White-tailed deer are a common sight in the backyards and roadways of Montgomery Township.
White-tailed deer are a common sight in the backyards and roadways of Montgomery Township. It's common to see deer grazing peacefully on lawns, nibbling on shrubs and plants, or cautiously exploring their surroundings. Montgomery Township also has woodlands, open spaces, and proximity to water sources, which provide a habitat for these deer.
White-tailed deer have adapted remarkably well to the suburban landscapes of this region. However, as deer populations grow, the deer frequently overbrowse, destroying gardens and native vegetation. Efforts to balance preserving the deer's habitat and protecting homeowners' landscapes and the native flora have led to strategies for deer management, which include year deer hunting from September to February.
I saw this young buck through the kitchen window. This individual was grazing on the grass, moving north. I grabbed my super telephoto and stepped onto the backyard deck for a photo. He heard me, stopped to check me out, decided I was not a threat, and then moved on.
In Montgomery Township, most residents don't appreciate the presence of white-tailed deer. They tend to cross roadways at random, leading to many car accidents. Even a tiny deer can lead to hundreds of dollars of damage to a car, sometimes destroying the car beyond repair. I've had many deer accidents in my 20 years of driving in New Jersey.
Black-legged ticks (aka deer ticks) are often found on deer due to the animals' frequent trips into wooded areas and tall grasses where ticks reside. Lyme disease is a significant health concern because deer ticks carry the bacterium that causes Lyme disease. When I am out and about in the woods hiking or for photography, especially in areas where ticks are prevalent, I wear appropriate clothing sprayed with repellents to reduce the risk of tick bites. I also do tick checks and showers after spending time outdoors.
These persistent cherry tomatoes keep coming back to my garden year after year.
An acquaintance and I were chatting on iMessage about all sorts of things – from big pharma and religion to bird snaps and gardening. An odd mix, I know, but that's how my neurodivergent brain likes it.
He popped the question, "Growing any veggies lately?" I mentioned the cherry tomatoes on display in the backyard, and he replied that he hadn't planted any tomato plants this year, but a plant had started growing in the spot where they used to be. I assumed tomatoes were self-seeding, but I did a quick Google search to verify. Yep, I was right.
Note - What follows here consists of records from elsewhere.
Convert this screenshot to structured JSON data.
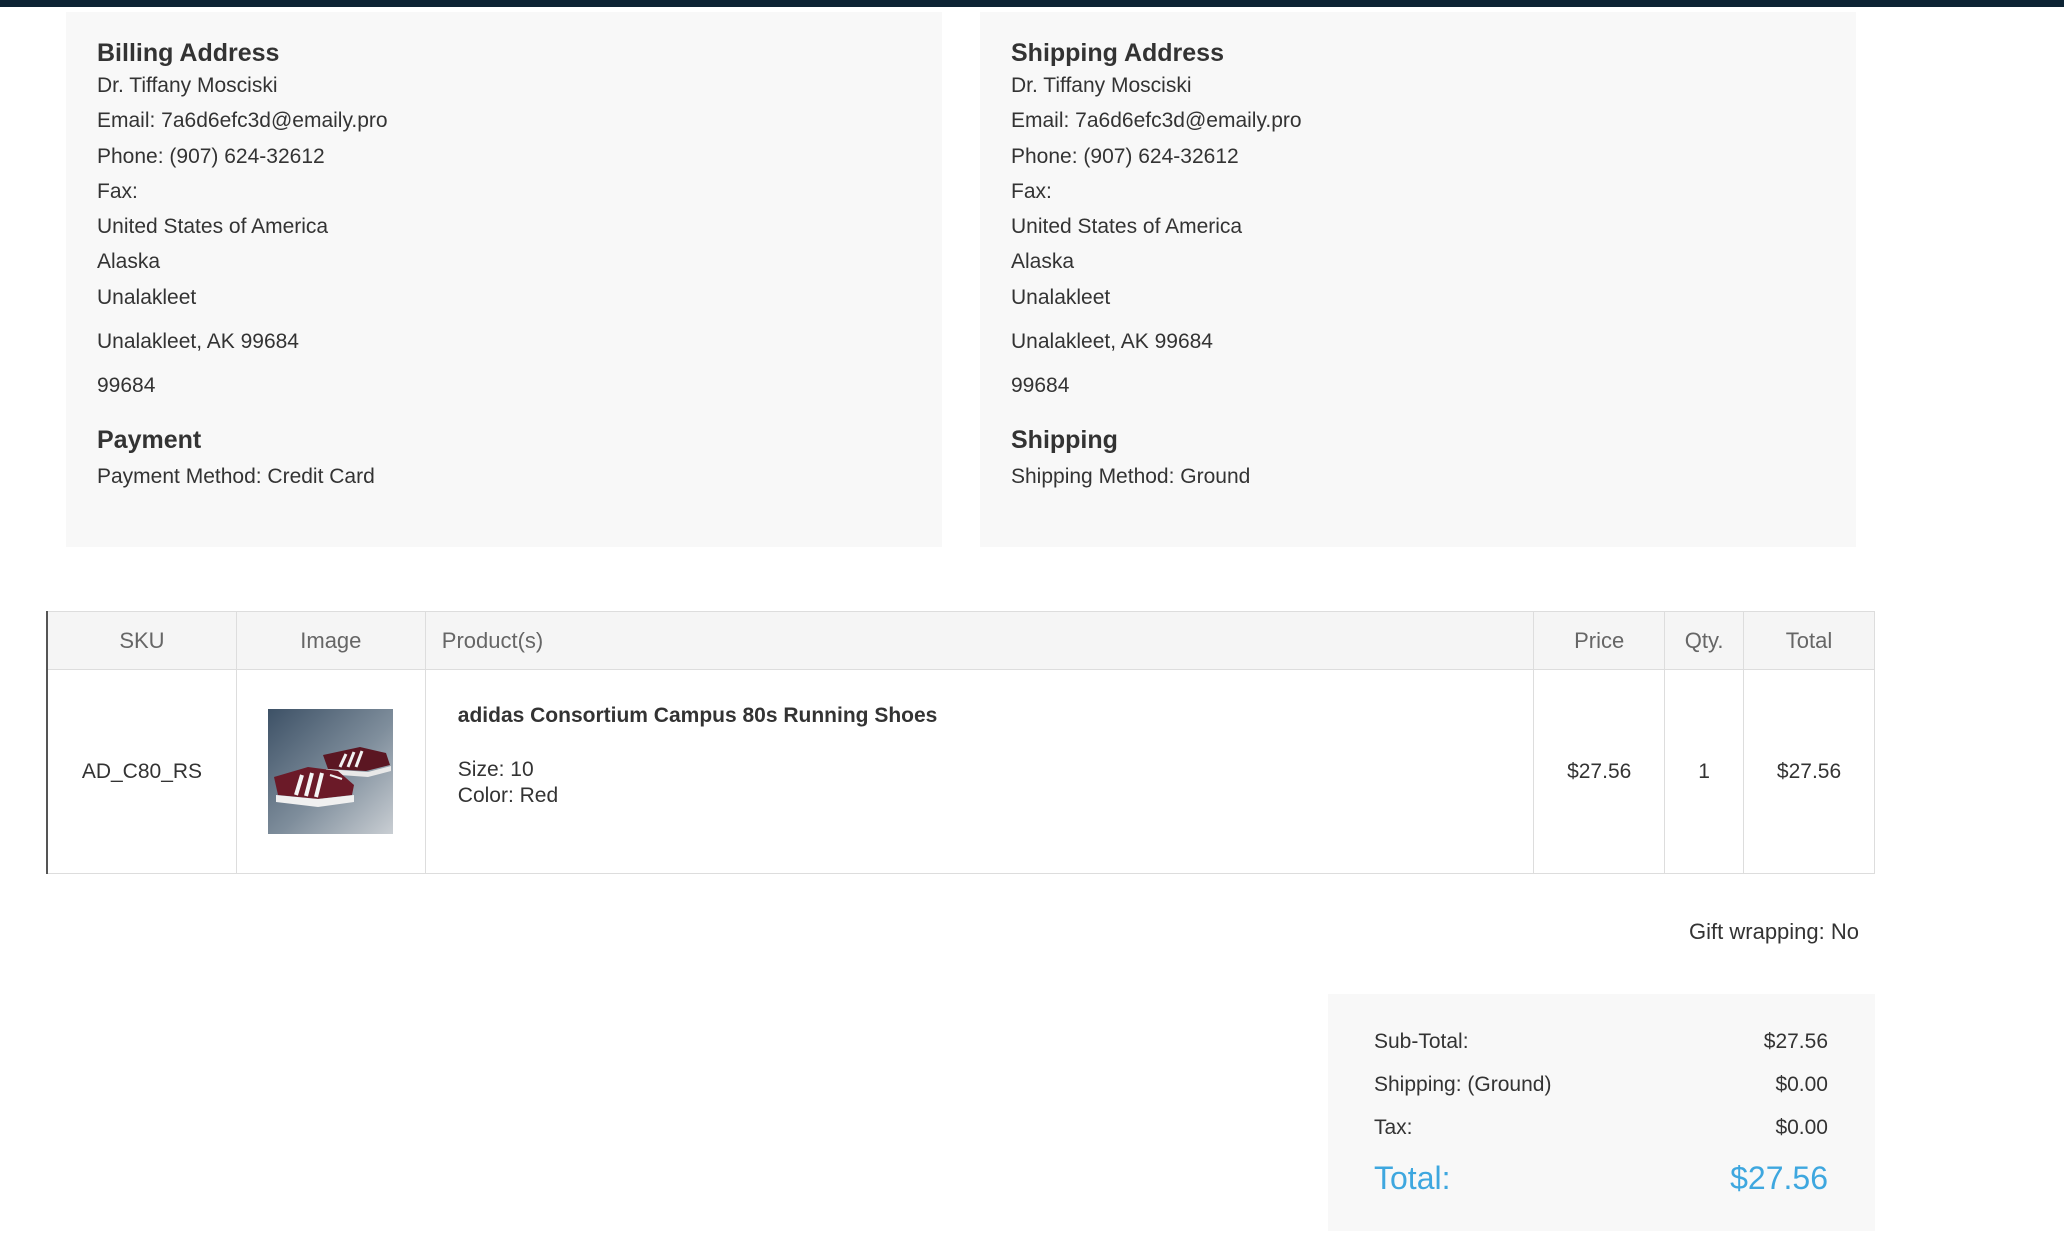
{
  "billing": {
    "title": "Billing Address",
    "name": "Dr. Tiffany Mosciski",
    "email": "Email: 7a6d6efc3d@emaily.pro",
    "phone": "Phone: (907) 624-32612",
    "fax": "Fax:",
    "country": "United States of America",
    "state": "Alaska",
    "city": "Unalakleet",
    "city_line": "Unalakleet, AK 99684",
    "zip": "99684"
  },
  "shipping_address": {
    "title": "Shipping Address",
    "name": "Dr. Tiffany Mosciski",
    "email": "Email: 7a6d6efc3d@emaily.pro",
    "phone": "Phone: (907) 624-32612",
    "fax": "Fax:",
    "country": "United States of America",
    "state": "Alaska",
    "city": "Unalakleet",
    "city_line": "Unalakleet, AK 99684",
    "zip": "99684"
  },
  "payment": {
    "title": "Payment",
    "method": "Payment Method: Credit Card"
  },
  "shipping": {
    "title": "Shipping",
    "method": "Shipping Method: Ground"
  },
  "table": {
    "headers": {
      "sku": "SKU",
      "image": "Image",
      "product": "Product(s)",
      "price": "Price",
      "qty": "Qty.",
      "total": "Total"
    },
    "rows": [
      {
        "sku": "AD_C80_RS",
        "image_icon": "sneaker-image",
        "product_name": "adidas Consortium Campus 80s Running Shoes",
        "size": "Size: 10",
        "color": "Color: Red",
        "price": "$27.56",
        "qty": "1",
        "total": "$27.56"
      }
    ]
  },
  "gift_wrapping": "Gift wrapping: No",
  "totals": {
    "subtotal_label": "Sub-Total:",
    "subtotal": "$27.56",
    "shipping_label": "Shipping: (Ground)",
    "shipping": "$0.00",
    "tax_label": "Tax:",
    "tax": "$0.00",
    "total_label": "Total:",
    "total": "$27.56"
  },
  "colors": {
    "topbar": "#0d2334",
    "panel": "#f8f8f8",
    "accent": "#3ea7df"
  }
}
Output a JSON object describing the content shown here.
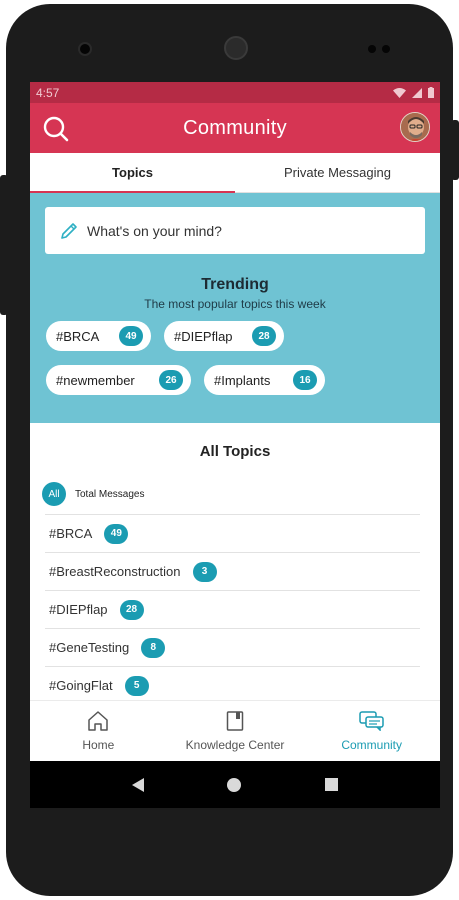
{
  "status": {
    "time": "4:57"
  },
  "appbar": {
    "title": "Community",
    "search_icon": "search-icon",
    "avatar_icon": "user-avatar"
  },
  "tabs": [
    {
      "label": "Topics",
      "active": true
    },
    {
      "label": "Private Messaging",
      "active": false
    }
  ],
  "compose": {
    "placeholder": "What's on your mind?"
  },
  "trending": {
    "title": "Trending",
    "subtitle": "The most popular topics this week",
    "chips": [
      {
        "tag": "#BRCA",
        "count": "49"
      },
      {
        "tag": "#DIEPflap",
        "count": "28"
      },
      {
        "tag": "#newmember",
        "count": "26"
      },
      {
        "tag": "#Implants",
        "count": "16"
      }
    ]
  },
  "all_topics": {
    "title": "All Topics",
    "filter_label": "All",
    "total_label": "Total Messages",
    "items": [
      {
        "tag": "#BRCA",
        "count": "49"
      },
      {
        "tag": "#BreastReconstruction",
        "count": "3"
      },
      {
        "tag": "#DIEPflap",
        "count": "28"
      },
      {
        "tag": "#GeneTesting",
        "count": "8"
      },
      {
        "tag": "#GoingFlat",
        "count": "5"
      }
    ]
  },
  "bottom_nav": [
    {
      "label": "Home",
      "icon": "home-icon",
      "active": false
    },
    {
      "label": "Knowledge Center",
      "icon": "book-icon",
      "active": false
    },
    {
      "label": "Community",
      "icon": "chat-icon",
      "active": true
    }
  ],
  "colors": {
    "primary": "#d63553",
    "status_bar": "#b52b45",
    "accent": "#1b9cb2",
    "trending_bg": "#6fc3d3"
  }
}
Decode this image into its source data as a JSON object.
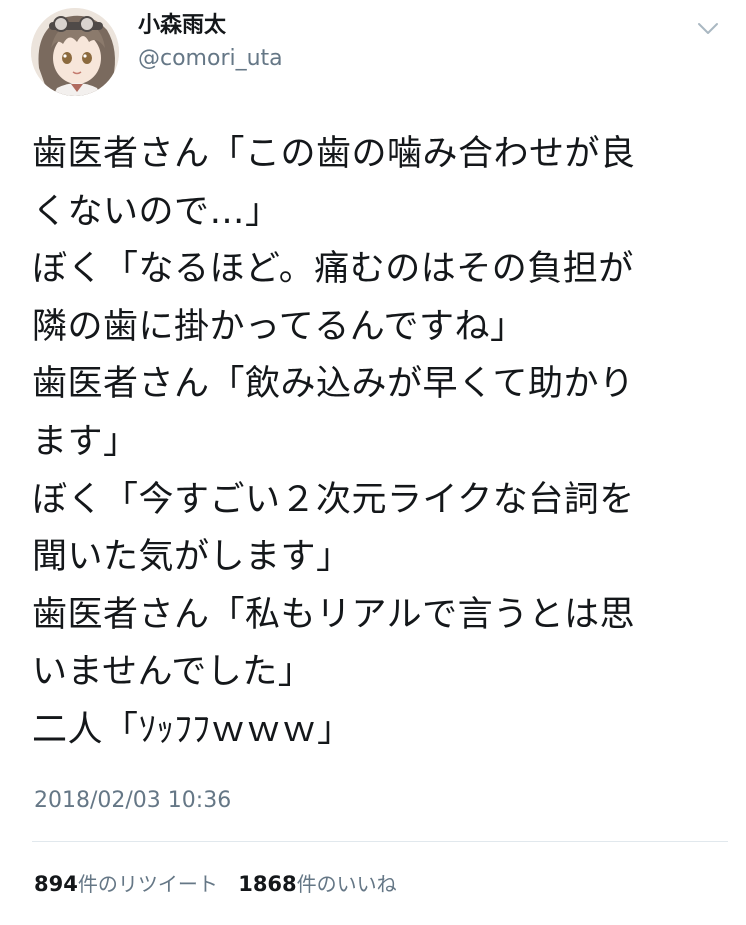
{
  "author": {
    "display_name": "小森雨太",
    "handle": "@comori_uta",
    "avatar_icon": "anime-character-avatar"
  },
  "menu": {
    "icon": "chevron-down-icon"
  },
  "tweet": {
    "lines": [
      "歯医者さん「この歯の噛み合わせが良",
      "くないので…」",
      "ぼく「なるほど。痛むのはその負担が",
      "隣の歯に掛かってるんですね」",
      "歯医者さん「飲み込みが早くて助かり",
      "ます」",
      "ぼく「今すごい２次元ライクな台詞を",
      "聞いた気がします」",
      "歯医者さん「私もリアルで言うとは思",
      "いませんでした」",
      "二人「ｿｯﾌﾌｗｗｗ」"
    ],
    "timestamp": "2018/02/03 10:36"
  },
  "stats": {
    "retweets": {
      "count": "894",
      "label": "件のリツイート"
    },
    "likes": {
      "count": "1868",
      "label": "件のいいね"
    }
  },
  "colors": {
    "text": "#14171a",
    "secondary": "#657786",
    "divider": "#e1e8ed",
    "background": "#ffffff"
  }
}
Self-sowing annuals are those plants that toss their seeds into the garden before calling it quits. Those seeds sprout all on their own the next year. They come back yearly, just like perennials, but it's from their seeds, not their roots. They're playing a game of tag with themselves!
I've had tomato vines in the same spot every year since I put four plants in a couple of years ago. They just won't quit!
So, I recently learned that there are four kinds of hummingbirds in New Jersey, but three are rare. I've only spotted the Ruby-throated ones. The bird in these photographs is either a juvenile or female Ruby-throated Hummingbird.
I'm a big fan of tiny birds, especially hummingbirds. The Ruby-throated Hummingbird beats its wings about 53 times a second. Their speedy movements are fascinating to watch. I've wanted to take pictures of them for ages, and since they like red or orange flowers, over the years, I planted some Eastern Columbine in my balcony garden planter to attract them.
Now and then, I've spotted Ruby-throated Hummingbirds near the flowers, but Eastern Columbine only blossoms in Late Spring to Early Summer, which is a bit of a bummer. I decided to get a hummingbird feeder for the balcony, and that's when I started seeing the Ruby-throated ones more. Taking their picture through the glass door was a pain, though – too reflective. Then there's our cat, Alphonso Mango (we call him Alphie). He loves sunbathing on the balcony, and I was worried he might be a threat to the birds.
So, I moved the feeder to the backyard, hanging it under some woody vines near the edge of the fence. It took a week or two, but the Ruby-throated Hummingbirds eventually found it. I figured out when they usually visited the feeder in the mornings and late afternoons, and I'd sit and wait for them. Shooting in the late afternoon light was tricky, and I had to use ISO 12,800 on my Fuji X-T3. The photos had a lot of digital noise, but I made them look better thanks to Adobe Lightroom's Denoise feature.
I'm still chasing that perfect shot of a Ruby-throated Hummingbird in flight, but these pictures are the best I can do now.
This weeks LAPC reminds me thats it almost a year since my first visit to The Edge.